Assignment -> Without the images, print every line of the material below exactly as given.

Material to process ->
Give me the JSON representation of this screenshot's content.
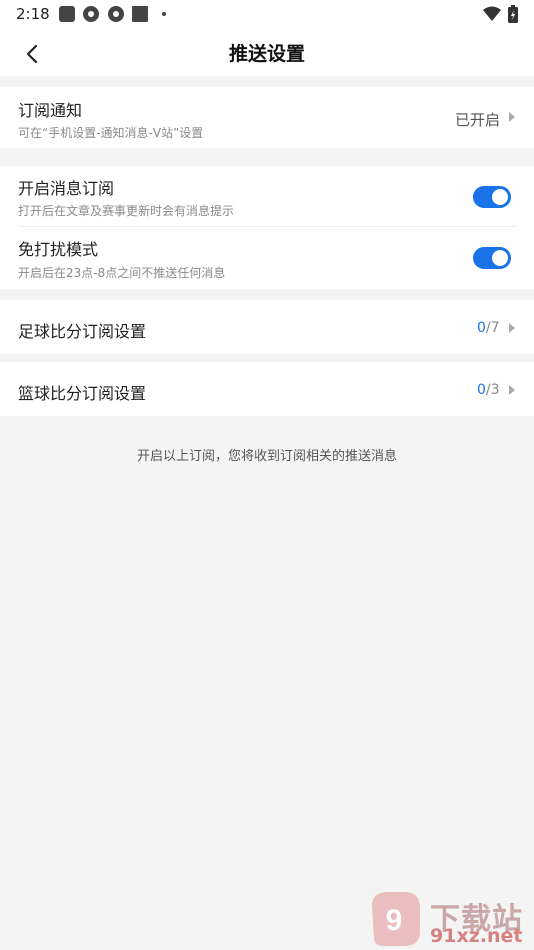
{
  "status_bar": {
    "time": "2:18"
  },
  "header": {
    "title": "推送设置"
  },
  "subscription": {
    "title": "订阅通知",
    "subtitle": "可在“手机设置-通知消息-V站”设置",
    "status": "已开启"
  },
  "message_sub": {
    "title": "开启消息订阅",
    "subtitle": "打开后在文章及赛事更新时会有消息提示",
    "enabled": true
  },
  "dnd": {
    "title": "免打扰模式",
    "subtitle": "开启后在23点-8点之间不推送任何消息",
    "enabled": true
  },
  "football": {
    "title": "足球比分订阅设置",
    "count": "0",
    "total": "/7"
  },
  "basketball": {
    "title": "篮球比分订阅设置",
    "count": "0",
    "total": "/3"
  },
  "footer_note": "开启以上订阅，您将收到订阅相关的推送消息",
  "watermark": {
    "text": "下载站",
    "url": "91xz.net"
  },
  "colors": {
    "accent": "#1a73e8",
    "background": "#f4f4f5"
  }
}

Your response ->
Give me the JSON representation of this screenshot's content.
{
  "status_bar": {
    "time": "2:18"
  },
  "header": {
    "title": "推送设置"
  },
  "subscription": {
    "title": "订阅通知",
    "subtitle": "可在“手机设置-通知消息-V站”设置",
    "status": "已开启"
  },
  "message_sub": {
    "title": "开启消息订阅",
    "subtitle": "打开后在文章及赛事更新时会有消息提示",
    "enabled": true
  },
  "dnd": {
    "title": "免打扰模式",
    "subtitle": "开启后在23点-8点之间不推送任何消息",
    "enabled": true
  },
  "football": {
    "title": "足球比分订阅设置",
    "count": "0",
    "total": "/7"
  },
  "basketball": {
    "title": "篮球比分订阅设置",
    "count": "0",
    "total": "/3"
  },
  "footer_note": "开启以上订阅，您将收到订阅相关的推送消息",
  "watermark": {
    "text": "下载站",
    "url": "91xz.net"
  },
  "colors": {
    "accent": "#1a73e8",
    "background": "#f4f4f5"
  }
}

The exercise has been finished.